THE economic costs of traffic in Metro Manila are going up every single day, and unless the government implements the solution offered by the exhaustive one-year study conducted by the Japan International Cooperation Agency (Jica), the horrendous traffic jams bedeviling motorists will cost a staggering P6 billion a day in 15 years, as opposed to P2.4 billion today.
The study revealed that the metropolis needed 137 kilometers of new roads, 78 km of urban expressways and more than 200 km of new rail transit lines, both elevated and underground. But instead of building such infrastructure, the measures being proposed by the government to ease traffic woes are downright silly: Land Transportation Franchising and Regulatory Board member Ariel Inton wants private vehicles off Epifanio de los Santos Avenue (Edsa), while Metropolitan Manila Development Authority Chairman Francis N. Tolentino wants traffic lights and traffic enforcers to alternately manage traffic on Katipunan Avenue.
One key road infrastructure that falls within the ambit of Jica’s offered solution to the daily traffic, but is yet to materialize, is the planned North Luzon Expressway-South Luzon Expressway Connector Road. Once constructed, the 13-km connector road will greatly ease the daily traffic jams on Edsa and Circumferential Road 5, or C-5, that now threaten our agricultural and manufacturing industries.
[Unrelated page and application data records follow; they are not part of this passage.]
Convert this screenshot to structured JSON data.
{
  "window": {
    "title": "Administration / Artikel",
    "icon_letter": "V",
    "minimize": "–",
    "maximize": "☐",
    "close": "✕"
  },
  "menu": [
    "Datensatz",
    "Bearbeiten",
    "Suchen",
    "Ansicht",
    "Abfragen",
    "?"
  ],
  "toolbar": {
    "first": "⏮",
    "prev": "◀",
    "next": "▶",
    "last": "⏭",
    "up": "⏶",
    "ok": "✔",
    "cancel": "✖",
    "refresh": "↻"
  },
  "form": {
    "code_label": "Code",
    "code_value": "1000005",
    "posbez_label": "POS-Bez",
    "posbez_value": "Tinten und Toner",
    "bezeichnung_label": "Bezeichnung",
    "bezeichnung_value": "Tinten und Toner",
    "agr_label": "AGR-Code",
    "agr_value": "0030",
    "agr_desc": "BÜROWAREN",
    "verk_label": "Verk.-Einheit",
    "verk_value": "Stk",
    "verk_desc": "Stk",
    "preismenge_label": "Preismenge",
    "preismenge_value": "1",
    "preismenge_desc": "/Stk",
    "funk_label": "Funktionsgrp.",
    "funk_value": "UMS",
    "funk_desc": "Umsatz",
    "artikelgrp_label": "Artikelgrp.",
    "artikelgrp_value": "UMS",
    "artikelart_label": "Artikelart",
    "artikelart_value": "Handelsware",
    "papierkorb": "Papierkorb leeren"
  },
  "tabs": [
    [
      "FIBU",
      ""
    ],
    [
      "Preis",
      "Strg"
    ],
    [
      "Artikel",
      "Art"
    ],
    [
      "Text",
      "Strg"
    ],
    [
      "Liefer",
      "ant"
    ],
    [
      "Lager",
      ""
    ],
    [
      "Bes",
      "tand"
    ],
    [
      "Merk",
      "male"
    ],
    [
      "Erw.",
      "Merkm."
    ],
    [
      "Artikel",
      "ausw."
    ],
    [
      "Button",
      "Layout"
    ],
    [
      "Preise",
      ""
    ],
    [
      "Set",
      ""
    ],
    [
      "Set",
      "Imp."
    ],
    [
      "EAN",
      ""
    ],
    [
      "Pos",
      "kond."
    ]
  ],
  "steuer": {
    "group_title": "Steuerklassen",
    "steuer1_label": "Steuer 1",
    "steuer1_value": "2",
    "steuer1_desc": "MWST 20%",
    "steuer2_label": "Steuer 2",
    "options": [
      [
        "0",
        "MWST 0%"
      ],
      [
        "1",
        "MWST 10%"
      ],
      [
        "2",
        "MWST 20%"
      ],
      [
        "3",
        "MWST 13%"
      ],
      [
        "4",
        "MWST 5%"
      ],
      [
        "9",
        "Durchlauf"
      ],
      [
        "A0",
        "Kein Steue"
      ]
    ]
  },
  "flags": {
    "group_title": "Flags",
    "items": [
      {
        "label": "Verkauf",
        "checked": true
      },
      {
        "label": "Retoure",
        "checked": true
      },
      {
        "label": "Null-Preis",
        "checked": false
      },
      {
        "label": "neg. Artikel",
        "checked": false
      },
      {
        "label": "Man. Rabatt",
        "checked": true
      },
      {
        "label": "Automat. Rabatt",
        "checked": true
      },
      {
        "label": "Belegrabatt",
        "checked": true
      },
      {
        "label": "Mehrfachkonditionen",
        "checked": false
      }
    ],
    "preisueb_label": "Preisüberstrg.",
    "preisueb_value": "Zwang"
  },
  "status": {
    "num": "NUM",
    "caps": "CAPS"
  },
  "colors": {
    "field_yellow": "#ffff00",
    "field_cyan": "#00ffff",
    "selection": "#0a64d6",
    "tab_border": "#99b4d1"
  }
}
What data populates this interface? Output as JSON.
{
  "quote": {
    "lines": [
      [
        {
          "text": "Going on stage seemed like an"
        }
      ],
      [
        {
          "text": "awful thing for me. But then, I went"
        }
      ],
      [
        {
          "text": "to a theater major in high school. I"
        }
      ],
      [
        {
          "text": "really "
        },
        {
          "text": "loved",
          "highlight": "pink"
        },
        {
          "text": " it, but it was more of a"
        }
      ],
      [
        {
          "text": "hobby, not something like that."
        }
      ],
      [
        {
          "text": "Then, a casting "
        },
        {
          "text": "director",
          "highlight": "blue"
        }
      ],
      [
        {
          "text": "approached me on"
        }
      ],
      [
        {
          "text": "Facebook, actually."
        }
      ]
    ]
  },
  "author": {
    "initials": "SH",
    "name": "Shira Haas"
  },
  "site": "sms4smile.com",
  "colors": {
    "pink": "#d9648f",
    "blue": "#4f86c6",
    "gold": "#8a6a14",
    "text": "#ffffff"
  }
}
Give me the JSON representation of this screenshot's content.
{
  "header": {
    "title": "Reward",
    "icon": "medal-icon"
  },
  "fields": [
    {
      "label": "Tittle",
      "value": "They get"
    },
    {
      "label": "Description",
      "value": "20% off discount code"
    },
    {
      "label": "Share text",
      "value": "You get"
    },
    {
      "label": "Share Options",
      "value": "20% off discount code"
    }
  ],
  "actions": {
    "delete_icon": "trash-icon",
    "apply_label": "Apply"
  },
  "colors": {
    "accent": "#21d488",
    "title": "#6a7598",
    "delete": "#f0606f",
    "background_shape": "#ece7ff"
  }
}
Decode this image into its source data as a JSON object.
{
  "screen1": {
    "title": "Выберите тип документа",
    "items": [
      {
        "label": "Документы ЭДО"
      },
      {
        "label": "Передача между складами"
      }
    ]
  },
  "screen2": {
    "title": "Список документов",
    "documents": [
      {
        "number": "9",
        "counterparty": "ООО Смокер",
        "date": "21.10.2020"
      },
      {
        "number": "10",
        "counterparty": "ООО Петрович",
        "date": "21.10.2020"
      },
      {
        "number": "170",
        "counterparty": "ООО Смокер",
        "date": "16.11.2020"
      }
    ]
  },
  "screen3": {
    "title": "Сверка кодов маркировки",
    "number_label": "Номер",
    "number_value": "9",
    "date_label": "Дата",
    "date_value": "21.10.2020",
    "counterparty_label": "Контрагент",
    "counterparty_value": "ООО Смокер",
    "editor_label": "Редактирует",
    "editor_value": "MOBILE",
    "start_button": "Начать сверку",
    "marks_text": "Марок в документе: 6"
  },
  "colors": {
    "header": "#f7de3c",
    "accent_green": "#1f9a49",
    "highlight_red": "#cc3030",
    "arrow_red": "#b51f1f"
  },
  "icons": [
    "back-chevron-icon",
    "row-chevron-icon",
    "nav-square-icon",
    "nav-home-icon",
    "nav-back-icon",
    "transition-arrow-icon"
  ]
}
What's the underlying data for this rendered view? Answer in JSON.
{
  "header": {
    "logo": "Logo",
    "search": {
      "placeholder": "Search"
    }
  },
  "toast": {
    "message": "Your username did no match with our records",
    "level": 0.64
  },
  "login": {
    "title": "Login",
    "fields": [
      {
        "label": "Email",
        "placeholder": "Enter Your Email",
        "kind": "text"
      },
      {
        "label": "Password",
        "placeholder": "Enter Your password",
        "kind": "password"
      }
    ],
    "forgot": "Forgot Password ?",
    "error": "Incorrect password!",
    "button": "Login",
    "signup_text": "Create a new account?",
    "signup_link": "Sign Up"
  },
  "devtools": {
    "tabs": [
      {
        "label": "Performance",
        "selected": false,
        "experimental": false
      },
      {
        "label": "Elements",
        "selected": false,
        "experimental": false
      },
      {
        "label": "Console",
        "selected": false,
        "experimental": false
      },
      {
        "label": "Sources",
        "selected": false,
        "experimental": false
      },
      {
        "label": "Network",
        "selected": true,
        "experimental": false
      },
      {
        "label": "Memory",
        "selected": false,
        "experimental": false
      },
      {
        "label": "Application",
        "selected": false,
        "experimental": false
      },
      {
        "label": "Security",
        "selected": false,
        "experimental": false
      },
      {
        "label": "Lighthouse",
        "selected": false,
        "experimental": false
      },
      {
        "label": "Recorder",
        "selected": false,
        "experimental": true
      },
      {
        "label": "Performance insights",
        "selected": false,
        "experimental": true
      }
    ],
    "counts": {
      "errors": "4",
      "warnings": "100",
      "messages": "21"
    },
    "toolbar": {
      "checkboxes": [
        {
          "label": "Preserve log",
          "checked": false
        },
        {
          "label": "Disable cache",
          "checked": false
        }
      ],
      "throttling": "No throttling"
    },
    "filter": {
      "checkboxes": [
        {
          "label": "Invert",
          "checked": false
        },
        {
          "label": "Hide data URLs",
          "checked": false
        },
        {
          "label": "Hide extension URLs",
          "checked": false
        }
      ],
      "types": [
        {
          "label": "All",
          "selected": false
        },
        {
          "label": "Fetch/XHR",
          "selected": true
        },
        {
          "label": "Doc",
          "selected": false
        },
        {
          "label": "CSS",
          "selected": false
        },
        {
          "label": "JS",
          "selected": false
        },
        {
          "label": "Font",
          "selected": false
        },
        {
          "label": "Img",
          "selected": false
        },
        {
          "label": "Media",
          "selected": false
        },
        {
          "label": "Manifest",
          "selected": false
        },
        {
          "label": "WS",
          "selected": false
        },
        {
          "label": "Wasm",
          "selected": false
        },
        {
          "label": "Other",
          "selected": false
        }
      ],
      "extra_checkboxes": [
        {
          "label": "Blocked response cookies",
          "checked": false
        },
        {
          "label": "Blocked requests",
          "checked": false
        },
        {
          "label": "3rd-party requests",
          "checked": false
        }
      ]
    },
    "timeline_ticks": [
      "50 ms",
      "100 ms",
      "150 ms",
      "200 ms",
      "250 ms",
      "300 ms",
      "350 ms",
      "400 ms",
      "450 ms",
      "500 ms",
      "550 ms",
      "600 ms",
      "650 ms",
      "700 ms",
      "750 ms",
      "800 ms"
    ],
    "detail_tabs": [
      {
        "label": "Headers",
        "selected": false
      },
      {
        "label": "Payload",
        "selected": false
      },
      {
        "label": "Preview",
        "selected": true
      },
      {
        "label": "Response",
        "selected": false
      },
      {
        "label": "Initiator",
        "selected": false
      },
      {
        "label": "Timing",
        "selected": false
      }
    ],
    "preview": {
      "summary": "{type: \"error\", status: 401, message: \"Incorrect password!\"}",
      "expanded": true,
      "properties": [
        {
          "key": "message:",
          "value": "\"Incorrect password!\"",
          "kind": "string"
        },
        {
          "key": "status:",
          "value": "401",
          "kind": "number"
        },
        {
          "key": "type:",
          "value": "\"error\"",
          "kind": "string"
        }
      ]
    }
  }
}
The connector-road project will also link Clark and Ninoy Aquino international airports, as well as provide access to Manila’s busy ports.
With the connector road, there will be tremendous savings and even the poor are seen to take advantage of its huge benefits, which the study extrapolated: The current average transport cost of P42 a day would be reduced to P24, while travel time would be cut from 80 minutes to 30 minutes.
There is no better concrete plan than that for the connector road, which is something that even Hong Kong, Singapore and Thailand have constructed for their benefit, because they have scarce lands. As Jica Philippines Senior Representative Eigo Azukizawa said: “[An] efficient public-transport system is a pro-poor investment, as it provides reasonable ways of moving. [Also], it enables people to commute from suburban areas, where one can afford housing in a more spacious and safer area.”
Anchor Land’s dilemma
A PLAN by listed Anchor Land Holdings Inc., which specializes in sophisticated property developments, to revive the glory of the Admiral Hotel has been put in hold, with the old hotel half-demolished after the National Historical Commission of the Philippines (NHCP) flip-flopped on its earlier decision to greenlight the demolition after heritage conservationists expressed indignation.
Anchor Land earlier sought the NHCP’s opinion after it bought the Admiral Hotel from the Lopez-Araneta group in 2009 and was intent on developing the property with the view of making it a cultural-heritage site. The commission then wrote that Anchor Land could consider the property for “adaptive reuse,” which led to its decision to put up an entirely new structure, since the hotel can no longer be retrofitted and is structurally unsound.
Thus, Anchor Land proceeded to demolish the building and, at the same time, tapped the Accor Group, a big European hotel operator, to take over the management of the new hotel once it is built. What followed, though, was a lamentable cease-and-desist order issued by the NHCP, acting on a petition from heritage conservationists.
The heritage conservationists made a fuss about the demolition and, after an inspection of the site on September 23, petitioned the commission to stop it. Now, not only is Anchor Land in a big predicament, thanks to the NHCP flip-flopping on its initial decision, its P1-billion investment to resurrect Admiral Hotel as a 150-room super deluxe hotel is in danger of being “wasted,” due to no fault of its own.
Corporation Code seminar
A SEMINAR on the proposed amendments to the Corporation Code and updates on corporate reportorial compliance that targets directors, compliance officers, corporate secretaries, business owners, practicing lawyers and certified public accountants (CPAs), among others, will be held on October 23, from 9 a.m. to 5 p.m., on the fifth floor of RCBC Plaza. CPA-lawyer Rosario S. Bernaldo will lead the discussions on the proposed amendments and how these may affect businesses.
Other CPA-lawyers will speak on best practices in conducting annual stockholders’ and board of directors’ meetings, and in keeping up-to-date corporate records and complying with the government’s reportorial requirements. Lawyers Danilo C. Cunanan, Pepito G. Po, Christopher A. Presto and Reynato M. Directo, all partners of Bernaldo Directo & Po Law Office, will act as resource persons.
For details, call Inah Gines at (632) 892-4487 or 812-1718 to 24, or e-mail email@example.com; or call Vangie Idusora at 840-0535 to 38 or e-mail firstname.lastname@example.org.
Image credits: Benjo Laygo